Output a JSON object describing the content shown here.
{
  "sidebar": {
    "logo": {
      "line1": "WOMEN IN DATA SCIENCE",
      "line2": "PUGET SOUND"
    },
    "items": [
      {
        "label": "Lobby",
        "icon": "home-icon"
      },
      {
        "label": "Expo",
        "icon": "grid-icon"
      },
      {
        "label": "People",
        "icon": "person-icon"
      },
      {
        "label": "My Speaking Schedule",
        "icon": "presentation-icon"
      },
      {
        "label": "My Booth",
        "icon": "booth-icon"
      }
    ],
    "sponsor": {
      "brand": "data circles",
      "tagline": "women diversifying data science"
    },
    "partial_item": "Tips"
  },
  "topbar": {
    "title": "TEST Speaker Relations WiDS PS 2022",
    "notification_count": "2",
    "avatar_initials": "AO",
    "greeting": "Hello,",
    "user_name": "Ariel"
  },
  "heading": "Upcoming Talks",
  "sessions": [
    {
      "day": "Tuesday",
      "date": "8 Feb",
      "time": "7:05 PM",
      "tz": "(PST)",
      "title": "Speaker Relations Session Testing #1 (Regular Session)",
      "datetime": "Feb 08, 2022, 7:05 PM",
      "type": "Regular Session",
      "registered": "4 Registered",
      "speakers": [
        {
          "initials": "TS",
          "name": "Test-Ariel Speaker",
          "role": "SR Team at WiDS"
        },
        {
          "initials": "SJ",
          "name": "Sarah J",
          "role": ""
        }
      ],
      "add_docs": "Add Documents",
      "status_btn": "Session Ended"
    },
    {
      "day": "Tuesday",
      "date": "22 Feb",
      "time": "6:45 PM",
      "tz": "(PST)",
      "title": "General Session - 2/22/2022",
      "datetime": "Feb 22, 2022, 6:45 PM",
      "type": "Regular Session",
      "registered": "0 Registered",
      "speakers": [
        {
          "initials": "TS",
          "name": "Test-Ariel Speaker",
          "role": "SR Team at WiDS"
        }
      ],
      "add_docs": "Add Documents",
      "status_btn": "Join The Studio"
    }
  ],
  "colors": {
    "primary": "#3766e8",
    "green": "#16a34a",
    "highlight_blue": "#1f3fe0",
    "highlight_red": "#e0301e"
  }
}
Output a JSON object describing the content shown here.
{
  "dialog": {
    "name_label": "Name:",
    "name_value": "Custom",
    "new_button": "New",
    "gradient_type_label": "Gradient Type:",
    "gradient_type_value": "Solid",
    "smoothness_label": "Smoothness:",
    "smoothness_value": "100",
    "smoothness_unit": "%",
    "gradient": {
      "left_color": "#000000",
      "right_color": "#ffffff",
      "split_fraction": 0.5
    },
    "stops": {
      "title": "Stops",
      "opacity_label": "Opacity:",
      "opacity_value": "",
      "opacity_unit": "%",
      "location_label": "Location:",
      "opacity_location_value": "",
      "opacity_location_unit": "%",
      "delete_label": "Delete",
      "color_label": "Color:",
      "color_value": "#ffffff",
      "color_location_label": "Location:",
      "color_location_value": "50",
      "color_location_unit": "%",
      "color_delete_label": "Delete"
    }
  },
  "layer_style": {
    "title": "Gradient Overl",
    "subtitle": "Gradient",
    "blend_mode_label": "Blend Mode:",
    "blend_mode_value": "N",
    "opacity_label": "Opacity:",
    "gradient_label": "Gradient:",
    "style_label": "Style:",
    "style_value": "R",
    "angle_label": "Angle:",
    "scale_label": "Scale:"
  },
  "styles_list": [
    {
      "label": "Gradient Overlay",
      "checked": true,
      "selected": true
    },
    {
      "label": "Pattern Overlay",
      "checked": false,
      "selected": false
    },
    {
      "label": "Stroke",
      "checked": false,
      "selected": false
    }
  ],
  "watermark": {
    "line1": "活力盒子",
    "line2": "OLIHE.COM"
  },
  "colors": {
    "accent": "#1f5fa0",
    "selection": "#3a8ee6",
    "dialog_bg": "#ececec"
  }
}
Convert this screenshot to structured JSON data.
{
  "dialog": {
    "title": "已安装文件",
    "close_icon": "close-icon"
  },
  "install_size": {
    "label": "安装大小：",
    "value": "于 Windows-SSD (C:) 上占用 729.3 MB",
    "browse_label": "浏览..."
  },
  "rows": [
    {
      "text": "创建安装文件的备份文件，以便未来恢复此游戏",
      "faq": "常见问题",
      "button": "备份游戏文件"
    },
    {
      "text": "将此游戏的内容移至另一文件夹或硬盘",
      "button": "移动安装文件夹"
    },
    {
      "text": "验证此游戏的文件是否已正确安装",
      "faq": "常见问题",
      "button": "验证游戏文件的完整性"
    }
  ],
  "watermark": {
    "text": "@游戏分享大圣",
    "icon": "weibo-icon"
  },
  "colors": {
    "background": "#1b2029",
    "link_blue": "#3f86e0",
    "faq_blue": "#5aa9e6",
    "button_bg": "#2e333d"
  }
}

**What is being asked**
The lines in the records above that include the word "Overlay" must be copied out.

**Response box**
      "label": "Gradient Overlay",
      "label": "Pattern Overlay",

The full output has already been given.